# PROBLEM TO SOLVE
Your answer should repeat every line of the records below in which the word "შეიყვანეთ" appears.

Items from an interface collection
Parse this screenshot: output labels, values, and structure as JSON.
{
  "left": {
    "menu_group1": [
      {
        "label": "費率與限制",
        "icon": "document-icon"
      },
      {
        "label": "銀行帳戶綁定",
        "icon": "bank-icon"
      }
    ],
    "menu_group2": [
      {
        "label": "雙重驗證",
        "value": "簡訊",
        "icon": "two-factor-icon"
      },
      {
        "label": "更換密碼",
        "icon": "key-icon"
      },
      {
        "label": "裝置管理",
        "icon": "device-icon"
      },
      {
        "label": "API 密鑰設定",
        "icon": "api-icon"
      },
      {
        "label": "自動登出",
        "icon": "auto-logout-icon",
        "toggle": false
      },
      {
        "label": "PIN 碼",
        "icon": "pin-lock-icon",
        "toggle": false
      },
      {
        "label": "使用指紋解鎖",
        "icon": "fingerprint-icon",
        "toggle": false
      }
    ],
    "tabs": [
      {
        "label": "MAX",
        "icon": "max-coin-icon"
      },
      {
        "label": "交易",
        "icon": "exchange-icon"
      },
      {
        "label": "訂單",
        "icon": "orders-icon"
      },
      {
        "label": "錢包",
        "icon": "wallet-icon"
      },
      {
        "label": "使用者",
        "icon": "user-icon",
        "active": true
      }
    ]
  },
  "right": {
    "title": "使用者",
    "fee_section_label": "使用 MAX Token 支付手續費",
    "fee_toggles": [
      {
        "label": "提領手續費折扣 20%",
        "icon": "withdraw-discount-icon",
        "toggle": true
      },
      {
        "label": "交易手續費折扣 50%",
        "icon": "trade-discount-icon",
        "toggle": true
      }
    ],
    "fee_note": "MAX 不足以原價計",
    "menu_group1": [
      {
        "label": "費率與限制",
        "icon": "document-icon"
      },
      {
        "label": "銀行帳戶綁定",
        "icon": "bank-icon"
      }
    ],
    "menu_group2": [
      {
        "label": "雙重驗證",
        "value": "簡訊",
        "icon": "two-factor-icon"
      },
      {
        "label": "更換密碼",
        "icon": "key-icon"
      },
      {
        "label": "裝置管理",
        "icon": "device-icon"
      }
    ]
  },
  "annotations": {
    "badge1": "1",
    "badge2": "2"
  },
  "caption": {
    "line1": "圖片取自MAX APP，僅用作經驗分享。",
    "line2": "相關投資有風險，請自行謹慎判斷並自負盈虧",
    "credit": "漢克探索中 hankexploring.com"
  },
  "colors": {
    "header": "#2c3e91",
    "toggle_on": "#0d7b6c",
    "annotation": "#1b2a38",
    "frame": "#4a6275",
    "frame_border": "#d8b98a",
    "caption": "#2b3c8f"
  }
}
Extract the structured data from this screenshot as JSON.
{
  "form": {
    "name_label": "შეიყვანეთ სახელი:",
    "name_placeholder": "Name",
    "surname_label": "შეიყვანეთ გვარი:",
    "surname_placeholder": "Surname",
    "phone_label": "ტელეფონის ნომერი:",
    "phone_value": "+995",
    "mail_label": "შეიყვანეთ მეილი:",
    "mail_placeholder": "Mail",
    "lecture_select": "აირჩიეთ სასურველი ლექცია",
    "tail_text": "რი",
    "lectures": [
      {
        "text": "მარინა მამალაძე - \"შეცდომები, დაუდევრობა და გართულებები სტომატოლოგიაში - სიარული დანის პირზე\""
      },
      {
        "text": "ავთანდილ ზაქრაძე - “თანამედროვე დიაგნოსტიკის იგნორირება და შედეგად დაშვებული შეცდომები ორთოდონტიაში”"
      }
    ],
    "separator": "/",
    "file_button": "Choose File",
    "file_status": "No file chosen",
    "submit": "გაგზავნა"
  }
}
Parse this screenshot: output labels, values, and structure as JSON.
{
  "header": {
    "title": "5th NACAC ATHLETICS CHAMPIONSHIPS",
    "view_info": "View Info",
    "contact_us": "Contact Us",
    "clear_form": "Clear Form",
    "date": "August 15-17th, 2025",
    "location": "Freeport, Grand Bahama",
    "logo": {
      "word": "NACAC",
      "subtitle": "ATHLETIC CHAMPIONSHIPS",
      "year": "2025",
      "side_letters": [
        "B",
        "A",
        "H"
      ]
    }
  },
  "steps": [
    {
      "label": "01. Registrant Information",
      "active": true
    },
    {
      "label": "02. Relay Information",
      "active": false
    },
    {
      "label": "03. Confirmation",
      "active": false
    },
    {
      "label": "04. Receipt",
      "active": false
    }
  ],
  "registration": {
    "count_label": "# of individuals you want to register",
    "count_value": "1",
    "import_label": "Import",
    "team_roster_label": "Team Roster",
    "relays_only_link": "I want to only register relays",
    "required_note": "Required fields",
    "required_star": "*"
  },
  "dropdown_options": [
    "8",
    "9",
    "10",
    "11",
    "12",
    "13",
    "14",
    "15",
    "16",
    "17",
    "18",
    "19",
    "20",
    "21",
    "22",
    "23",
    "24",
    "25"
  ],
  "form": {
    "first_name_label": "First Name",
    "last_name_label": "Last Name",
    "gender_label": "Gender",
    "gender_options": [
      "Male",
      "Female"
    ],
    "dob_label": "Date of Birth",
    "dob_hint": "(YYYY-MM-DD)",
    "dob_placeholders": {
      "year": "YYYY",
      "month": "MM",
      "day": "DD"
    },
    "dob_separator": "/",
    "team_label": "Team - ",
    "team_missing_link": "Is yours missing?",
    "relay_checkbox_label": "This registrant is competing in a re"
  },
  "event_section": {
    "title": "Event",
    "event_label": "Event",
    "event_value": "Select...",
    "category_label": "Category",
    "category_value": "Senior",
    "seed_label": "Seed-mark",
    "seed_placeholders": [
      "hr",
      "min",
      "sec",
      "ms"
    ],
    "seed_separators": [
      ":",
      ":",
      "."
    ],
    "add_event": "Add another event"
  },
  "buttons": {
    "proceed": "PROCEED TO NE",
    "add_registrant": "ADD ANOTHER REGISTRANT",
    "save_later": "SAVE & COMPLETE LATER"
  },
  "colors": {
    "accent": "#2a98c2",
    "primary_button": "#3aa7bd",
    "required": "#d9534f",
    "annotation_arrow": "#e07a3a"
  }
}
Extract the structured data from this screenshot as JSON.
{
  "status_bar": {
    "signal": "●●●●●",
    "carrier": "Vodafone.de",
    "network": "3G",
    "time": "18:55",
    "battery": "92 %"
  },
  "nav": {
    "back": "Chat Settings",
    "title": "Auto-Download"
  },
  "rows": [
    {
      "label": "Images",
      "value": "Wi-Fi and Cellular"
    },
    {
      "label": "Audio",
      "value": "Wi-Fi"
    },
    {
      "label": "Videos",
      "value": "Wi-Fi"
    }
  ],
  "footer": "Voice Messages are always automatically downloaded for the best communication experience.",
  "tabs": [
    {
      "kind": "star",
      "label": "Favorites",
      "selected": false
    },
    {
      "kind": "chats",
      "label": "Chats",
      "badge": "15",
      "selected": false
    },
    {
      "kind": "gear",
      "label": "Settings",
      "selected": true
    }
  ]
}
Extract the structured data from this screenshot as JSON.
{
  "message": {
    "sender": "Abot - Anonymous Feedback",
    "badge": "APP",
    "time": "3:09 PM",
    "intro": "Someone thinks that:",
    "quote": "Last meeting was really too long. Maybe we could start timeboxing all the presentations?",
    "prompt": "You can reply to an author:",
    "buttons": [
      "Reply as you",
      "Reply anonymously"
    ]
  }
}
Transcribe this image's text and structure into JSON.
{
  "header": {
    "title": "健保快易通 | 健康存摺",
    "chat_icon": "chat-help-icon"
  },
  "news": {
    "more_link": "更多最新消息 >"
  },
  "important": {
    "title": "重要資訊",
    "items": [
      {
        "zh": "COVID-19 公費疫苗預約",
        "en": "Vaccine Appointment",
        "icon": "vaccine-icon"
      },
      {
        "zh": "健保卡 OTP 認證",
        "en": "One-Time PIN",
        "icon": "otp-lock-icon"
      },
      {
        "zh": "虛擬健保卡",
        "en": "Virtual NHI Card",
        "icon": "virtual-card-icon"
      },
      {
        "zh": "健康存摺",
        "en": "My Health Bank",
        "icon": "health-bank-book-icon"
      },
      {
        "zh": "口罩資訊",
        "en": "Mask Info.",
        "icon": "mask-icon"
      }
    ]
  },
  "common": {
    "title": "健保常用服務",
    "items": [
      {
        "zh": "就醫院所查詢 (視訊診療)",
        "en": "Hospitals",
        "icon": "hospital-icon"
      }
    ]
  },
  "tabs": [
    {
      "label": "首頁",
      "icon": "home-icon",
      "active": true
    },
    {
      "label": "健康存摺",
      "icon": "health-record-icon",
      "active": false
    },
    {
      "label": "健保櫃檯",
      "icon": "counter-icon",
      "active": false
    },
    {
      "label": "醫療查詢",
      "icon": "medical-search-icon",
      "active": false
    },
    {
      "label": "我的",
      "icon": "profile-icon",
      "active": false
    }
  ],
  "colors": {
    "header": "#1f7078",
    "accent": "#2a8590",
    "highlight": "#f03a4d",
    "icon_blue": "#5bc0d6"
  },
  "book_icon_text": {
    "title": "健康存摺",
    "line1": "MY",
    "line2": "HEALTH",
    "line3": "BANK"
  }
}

# TASK ANSWER
    "name_label": "შეიყვანეთ სახელი:",
    "surname_label": "შეიყვანეთ გვარი:",
    "mail_label": "შეიყვანეთ მეილი:",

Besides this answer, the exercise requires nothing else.